-------- MATERIAL TO PROCESS

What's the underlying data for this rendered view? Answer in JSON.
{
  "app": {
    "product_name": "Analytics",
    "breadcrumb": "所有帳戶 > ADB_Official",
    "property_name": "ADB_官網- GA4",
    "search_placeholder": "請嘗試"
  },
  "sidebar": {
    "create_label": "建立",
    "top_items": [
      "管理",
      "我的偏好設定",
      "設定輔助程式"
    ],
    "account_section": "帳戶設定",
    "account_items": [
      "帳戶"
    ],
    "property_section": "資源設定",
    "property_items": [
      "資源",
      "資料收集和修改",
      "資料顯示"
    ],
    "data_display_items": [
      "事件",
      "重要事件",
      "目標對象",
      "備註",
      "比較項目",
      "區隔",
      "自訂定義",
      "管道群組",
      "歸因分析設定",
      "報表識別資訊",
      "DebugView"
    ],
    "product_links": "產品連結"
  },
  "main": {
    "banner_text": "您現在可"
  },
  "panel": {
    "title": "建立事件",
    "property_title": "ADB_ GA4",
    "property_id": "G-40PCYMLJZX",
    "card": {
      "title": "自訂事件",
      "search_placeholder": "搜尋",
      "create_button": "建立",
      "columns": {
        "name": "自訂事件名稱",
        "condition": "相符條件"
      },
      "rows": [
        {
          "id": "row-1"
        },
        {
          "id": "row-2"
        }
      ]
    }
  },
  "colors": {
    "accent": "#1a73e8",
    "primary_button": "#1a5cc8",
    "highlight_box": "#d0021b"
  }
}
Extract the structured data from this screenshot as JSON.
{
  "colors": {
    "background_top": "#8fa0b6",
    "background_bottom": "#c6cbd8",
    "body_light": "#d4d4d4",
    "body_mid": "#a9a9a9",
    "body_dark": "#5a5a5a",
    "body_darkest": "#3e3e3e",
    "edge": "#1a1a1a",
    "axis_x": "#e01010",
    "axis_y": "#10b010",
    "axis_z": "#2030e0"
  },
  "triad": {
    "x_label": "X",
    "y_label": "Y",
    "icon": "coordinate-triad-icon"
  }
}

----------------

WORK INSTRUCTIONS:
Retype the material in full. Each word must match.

ANSWER BOX:
What's the underlying data for this rendered view? Answer in JSON.
{
  "app": {
    "product_name": "Analytics",
    "breadcrumb": "所有帳戶 > ADB_Official",
    "property_name": "ADB_官網- GA4",
    "search_placeholder": "請嘗試"
  },
  "sidebar": {
    "create_label": "建立",
    "top_items": [
      "管理",
      "我的偏好設定",
      "設定輔助程式"
    ],
    "account_section": "帳戶設定",
    "account_items": [
      "帳戶"
    ],
    "property_section": "資源設定",
    "property_items": [
      "資源",
      "資料收集和修改",
      "資料顯示"
    ],
    "data_display_items": [
      "事件",
      "重要事件",
      "目標對象",
      "備註",
      "比較項目",
      "區隔",
      "自訂定義",
      "管道群組",
      "歸因分析設定",
      "報表識別資訊",
      "DebugView"
    ],
    "product_links": "產品連結"
  },
  "main": {
    "banner_text": "您現在可"
  },
  "panel": {
    "title": "建立事件",
    "property_title": "ADB_ GA4",
    "property_id": "G-40PCYMLJZX",
    "card": {
      "title": "自訂事件",
      "search_placeholder": "搜尋",
      "create_button": "建立",
      "columns": {
        "name": "自訂事件名稱",
        "condition": "相符條件"
      },
      "rows": [
        {
          "id": "row-1"
        },
        {
          "id": "row-2"
        }
      ]
    }
  },
  "colors": {
    "accent": "#1a73e8",
    "primary_button": "#1a5cc8",
    "highlight_box": "#d0021b"
  }
}
Extract the structured data from this screenshot as JSON.
{
  "colors": {
    "background_top": "#8fa0b6",
    "background_bottom": "#c6cbd8",
    "body_light": "#d4d4d4",
    "body_mid": "#a9a9a9",
    "body_dark": "#5a5a5a",
    "body_darkest": "#3e3e3e",
    "edge": "#1a1a1a",
    "axis_x": "#e01010",
    "axis_y": "#10b010",
    "axis_z": "#2030e0"
  },
  "triad": {
    "x_label": "X",
    "y_label": "Y",
    "icon": "coordinate-triad-icon"
  }
}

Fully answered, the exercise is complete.